REQUIREMENT
Your task is to filter the entries and copy every line containing the string "true".

DATA LISTING
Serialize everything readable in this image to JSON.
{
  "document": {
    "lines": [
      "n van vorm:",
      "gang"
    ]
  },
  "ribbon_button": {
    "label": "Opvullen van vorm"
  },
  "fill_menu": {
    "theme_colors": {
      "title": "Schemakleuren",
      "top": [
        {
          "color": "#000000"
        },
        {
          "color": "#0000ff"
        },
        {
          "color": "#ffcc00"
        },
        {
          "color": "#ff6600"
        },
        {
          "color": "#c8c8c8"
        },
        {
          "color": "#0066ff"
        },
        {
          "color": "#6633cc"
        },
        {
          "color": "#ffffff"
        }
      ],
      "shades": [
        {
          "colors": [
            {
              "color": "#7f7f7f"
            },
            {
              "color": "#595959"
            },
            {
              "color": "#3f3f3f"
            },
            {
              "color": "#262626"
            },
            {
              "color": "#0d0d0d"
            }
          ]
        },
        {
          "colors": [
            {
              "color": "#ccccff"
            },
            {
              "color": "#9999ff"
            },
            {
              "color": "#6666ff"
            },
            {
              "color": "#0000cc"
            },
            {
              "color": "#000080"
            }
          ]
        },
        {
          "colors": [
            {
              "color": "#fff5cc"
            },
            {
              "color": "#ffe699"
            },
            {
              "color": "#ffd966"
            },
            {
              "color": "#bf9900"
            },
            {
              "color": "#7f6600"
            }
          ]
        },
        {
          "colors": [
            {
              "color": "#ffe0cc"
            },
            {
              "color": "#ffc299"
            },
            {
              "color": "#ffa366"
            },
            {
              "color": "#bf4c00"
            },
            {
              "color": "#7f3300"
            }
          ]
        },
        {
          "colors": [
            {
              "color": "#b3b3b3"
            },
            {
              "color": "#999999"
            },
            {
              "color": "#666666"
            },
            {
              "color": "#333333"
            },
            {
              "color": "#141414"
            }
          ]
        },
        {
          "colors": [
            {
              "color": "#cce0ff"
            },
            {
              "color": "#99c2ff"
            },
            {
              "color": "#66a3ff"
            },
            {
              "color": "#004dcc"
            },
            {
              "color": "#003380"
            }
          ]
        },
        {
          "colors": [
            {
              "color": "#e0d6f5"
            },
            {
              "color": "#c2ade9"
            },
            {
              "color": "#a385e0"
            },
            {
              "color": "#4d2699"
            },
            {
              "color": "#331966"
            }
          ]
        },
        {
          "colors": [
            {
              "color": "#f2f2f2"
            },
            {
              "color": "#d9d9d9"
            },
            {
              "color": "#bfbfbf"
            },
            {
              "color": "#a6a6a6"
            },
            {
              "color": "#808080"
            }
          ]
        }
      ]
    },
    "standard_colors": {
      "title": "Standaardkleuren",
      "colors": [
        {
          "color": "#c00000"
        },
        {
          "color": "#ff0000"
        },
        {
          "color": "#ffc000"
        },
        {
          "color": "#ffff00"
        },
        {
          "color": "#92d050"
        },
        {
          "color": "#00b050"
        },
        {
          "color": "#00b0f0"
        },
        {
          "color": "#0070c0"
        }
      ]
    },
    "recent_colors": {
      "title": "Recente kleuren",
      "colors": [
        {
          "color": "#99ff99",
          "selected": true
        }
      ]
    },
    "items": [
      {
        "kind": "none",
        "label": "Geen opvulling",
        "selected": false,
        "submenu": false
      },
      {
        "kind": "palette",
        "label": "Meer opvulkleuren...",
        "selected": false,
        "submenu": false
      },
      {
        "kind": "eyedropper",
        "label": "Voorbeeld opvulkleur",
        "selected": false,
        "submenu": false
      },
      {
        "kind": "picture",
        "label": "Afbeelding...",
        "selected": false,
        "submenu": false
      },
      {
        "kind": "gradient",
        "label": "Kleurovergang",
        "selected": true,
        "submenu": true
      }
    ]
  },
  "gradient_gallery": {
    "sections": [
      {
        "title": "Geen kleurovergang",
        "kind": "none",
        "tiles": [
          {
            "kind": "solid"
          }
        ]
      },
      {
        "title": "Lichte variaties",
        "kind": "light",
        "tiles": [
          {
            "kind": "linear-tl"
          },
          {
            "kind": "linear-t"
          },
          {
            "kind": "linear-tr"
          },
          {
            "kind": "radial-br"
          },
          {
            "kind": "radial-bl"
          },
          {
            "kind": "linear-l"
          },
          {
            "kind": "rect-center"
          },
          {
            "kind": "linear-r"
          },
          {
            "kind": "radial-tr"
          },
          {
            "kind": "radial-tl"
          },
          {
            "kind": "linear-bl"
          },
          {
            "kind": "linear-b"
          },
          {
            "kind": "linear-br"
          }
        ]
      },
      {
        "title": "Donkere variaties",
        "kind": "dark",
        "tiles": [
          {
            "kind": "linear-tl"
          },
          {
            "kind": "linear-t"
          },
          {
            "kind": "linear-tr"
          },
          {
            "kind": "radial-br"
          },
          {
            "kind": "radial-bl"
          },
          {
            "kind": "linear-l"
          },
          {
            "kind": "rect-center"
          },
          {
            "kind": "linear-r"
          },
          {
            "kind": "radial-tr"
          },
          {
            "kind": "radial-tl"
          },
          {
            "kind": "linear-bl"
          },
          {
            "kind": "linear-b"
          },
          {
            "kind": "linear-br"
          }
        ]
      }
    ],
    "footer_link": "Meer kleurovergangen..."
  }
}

TASK RESPONSE
          "selected": true
        "selected": true,
        "submenu": true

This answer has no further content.